__Interface dataset entries__
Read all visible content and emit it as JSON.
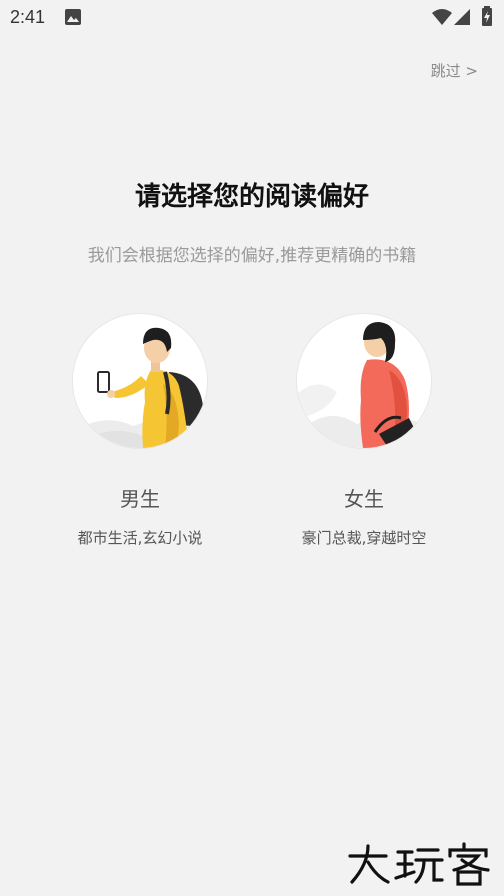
{
  "status_bar": {
    "time": "2:41",
    "icons": [
      "image-icon",
      "wifi-icon",
      "signal-icon",
      "battery-icon"
    ]
  },
  "header": {
    "skip_label": "跳过 >"
  },
  "main": {
    "title": "请选择您的阅读偏好",
    "subtitle": "我们会根据您选择的偏好,推荐更精确的书籍",
    "options": [
      {
        "label": "男生",
        "desc": "都市生活,玄幻小说"
      },
      {
        "label": "女生",
        "desc": "豪门总裁,穿越时空"
      }
    ]
  },
  "watermark": {
    "text": "大玩客"
  },
  "colors": {
    "background": "#f2f2f2",
    "title": "#111111",
    "subtitle": "#9a9a9a",
    "male_accent": "#f6c533",
    "female_accent": "#f36a5b"
  }
}
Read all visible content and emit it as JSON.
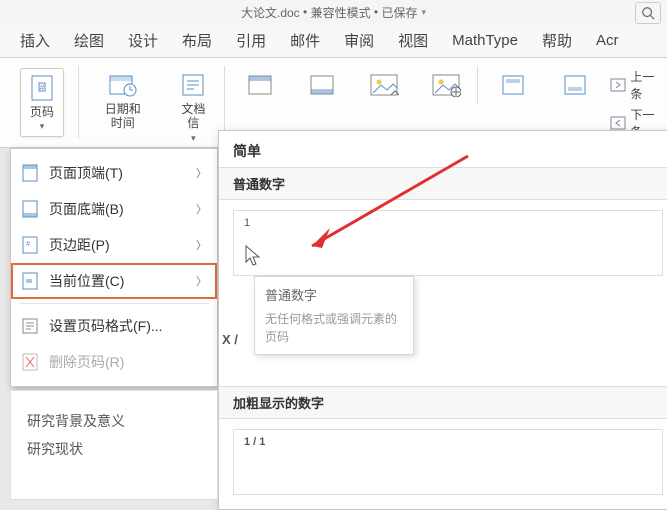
{
  "title_bar": {
    "doc_name": "大论文.doc",
    "mode": "兼容性模式",
    "status": "已保存"
  },
  "ribbon_tabs": [
    "插入",
    "绘图",
    "设计",
    "布局",
    "引用",
    "邮件",
    "审阅",
    "视图",
    "MathType",
    "帮助",
    "Acr"
  ],
  "ribbon": {
    "page_number": "页码",
    "date_time": "日期和时间",
    "doc_info": "文档信",
    "prev": "上一条",
    "next": "下一条"
  },
  "context_menu": {
    "items": [
      {
        "label": "页面顶端(T)",
        "icon": "page-top",
        "sub": true
      },
      {
        "label": "页面底端(B)",
        "icon": "page-bottom",
        "sub": true
      },
      {
        "label": "页边距(P)",
        "icon": "page-margin",
        "sub": true
      },
      {
        "label": "当前位置(C)",
        "icon": "current-pos",
        "sub": true,
        "highlight": true
      },
      {
        "label": "设置页码格式(F)...",
        "icon": "format",
        "sub": false
      },
      {
        "label": "删除页码(R)",
        "icon": "remove",
        "sub": false,
        "disabled": true
      }
    ]
  },
  "gallery": {
    "header": "简单",
    "section1": "普通数字",
    "preview1_num": "1",
    "section2": "加粗显示的数字",
    "preview2_num": "1 / 1"
  },
  "tooltip": {
    "title": "普通数字",
    "desc": "无任何格式或强调元素的页码"
  },
  "xslash": "X /",
  "doc_lines": [
    "研究背景及意义",
    "研究现状"
  ]
}
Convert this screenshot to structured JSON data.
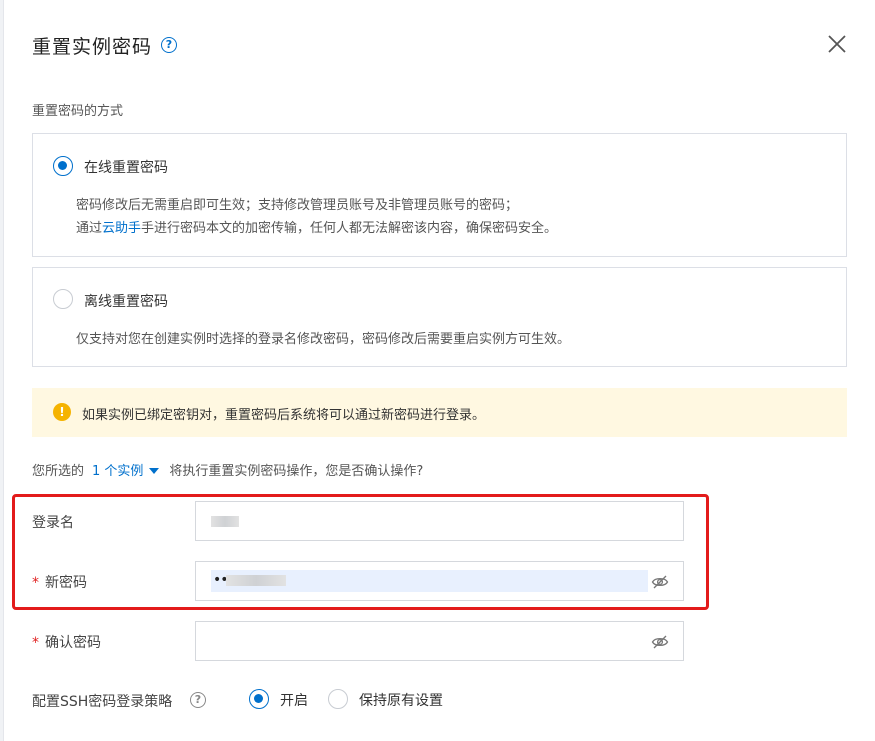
{
  "dialog": {
    "title": "重置实例密码",
    "help_glyph": "?",
    "close_icon": "close-icon"
  },
  "method": {
    "section_label": "重置密码的方式",
    "options": [
      {
        "title": "在线重置密码",
        "selected": true,
        "line1": "密码修改后无需重启即可生效；支持修改管理员账号及非管理员账号的密码；",
        "line2_prefix": "通过",
        "line2_link": "云助手",
        "line2_suffix": "手进行密码本文的加密传输，任何人都无法解密该内容，确保密码安全。"
      },
      {
        "title": "离线重置密码",
        "selected": false,
        "line1": "仅支持对您在创建实例时选择的登录名修改密码，密码修改后需要重启实例方可生效。"
      }
    ]
  },
  "warning": {
    "icon": "warning-icon",
    "glyph": "!",
    "text": "如果实例已绑定密钥对，重置密码后系统将可以通过新密码进行登录。"
  },
  "confirm": {
    "prefix": "您所选的",
    "instances_link": "1 个实例",
    "suffix": "将执行重置实例密码操作，您是否确认操作?"
  },
  "form": {
    "login_name": {
      "label": "登录名",
      "required": false
    },
    "new_password": {
      "label": "新密码",
      "required": true,
      "value_mask": "••"
    },
    "confirm_password": {
      "label": "确认密码",
      "required": true
    },
    "required_mark": "*"
  },
  "ssh": {
    "label": "配置SSH密码登录策略",
    "help_glyph": "?",
    "options": [
      {
        "label": "开启",
        "selected": true
      },
      {
        "label": "保持原有设置",
        "selected": false
      }
    ]
  },
  "colors": {
    "accent": "#0070cc",
    "warning_bg": "#fff8e1",
    "warning_icon": "#f5b300",
    "required": "#e02020",
    "highlight": "#e31b1b"
  }
}
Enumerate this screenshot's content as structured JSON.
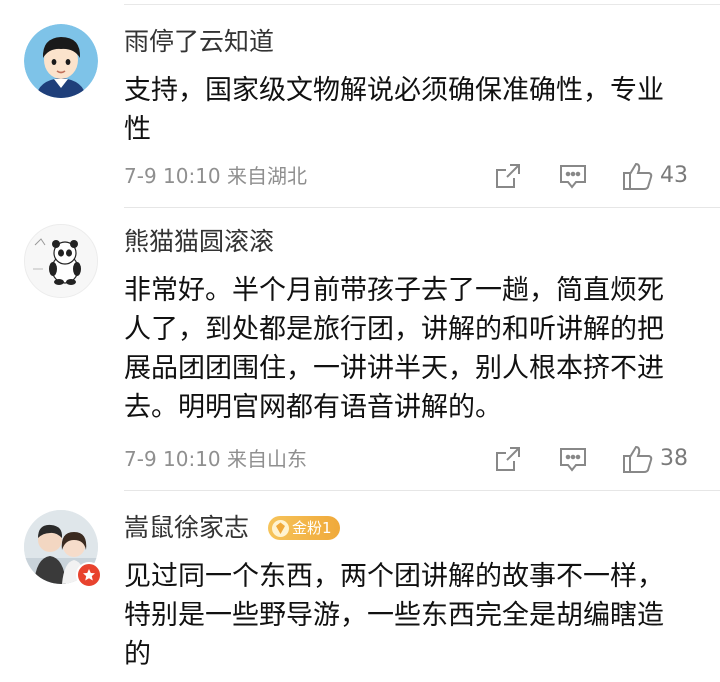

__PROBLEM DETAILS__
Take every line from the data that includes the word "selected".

__SOLVED EXERCISE__
        "selected": true,
        "selected": false,
        "selected": true
        "selected": false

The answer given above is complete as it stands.